Plastic is a highly useful material, but one that can also be a pain as it ages. Owners of vintage equipment the world over are suffering, as knobs break off, bezels get cracked and parts warp, discolor and fail. Oftentimes, the strategy has been to rob good parts from other broken hardware and cross your fingers that the supply doesn’t dry up. [Eric Strebel] shows us that’s not the only solution – you can replicate vintage plastic parts yourself, with the right tools.
In the recording industry there’s simply no substitute for vintage gear, so a cottage industry has formed around keeping old hardware going. [Eric] was tasked with reproducing VU meter bezels for a classic Neve audio console, as replacement parts haven’t been produced since the 1970s.

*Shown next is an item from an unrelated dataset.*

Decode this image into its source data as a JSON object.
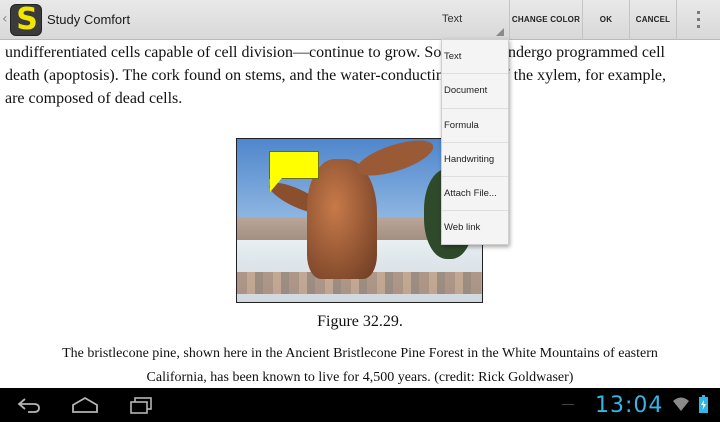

The first step is to secure a good quality master for replication. An original bezel is removed, and polished up to remove scratches and blemishes from 40+ years of wear and tear. A silicone mold is then created in a plywood box. Lasercut parts are used to create the base, runner, and vents quickly and easily. The mold is then filled with resin to produce the final part. [Eric] demonstrates the whole process, using a clear silicone and dyed resin to make it more visible for the viewer.
Initial results were unfortunately poor, due to the silicone and hardener used. The parts were usable dimensionally, but had a hazy surface finish giving very poor optical qualities. This was rectified by returning to a known-good silicone compound, which was able to produce perfectly clear parts first time. Impressively, the only finishing required is to snap off the runner and vents. The part is then ready for installation. As a final piece of showmanship, [Eric] then ships the parts in a custom laser-engraved cardboard case. As they say, presentation is everything.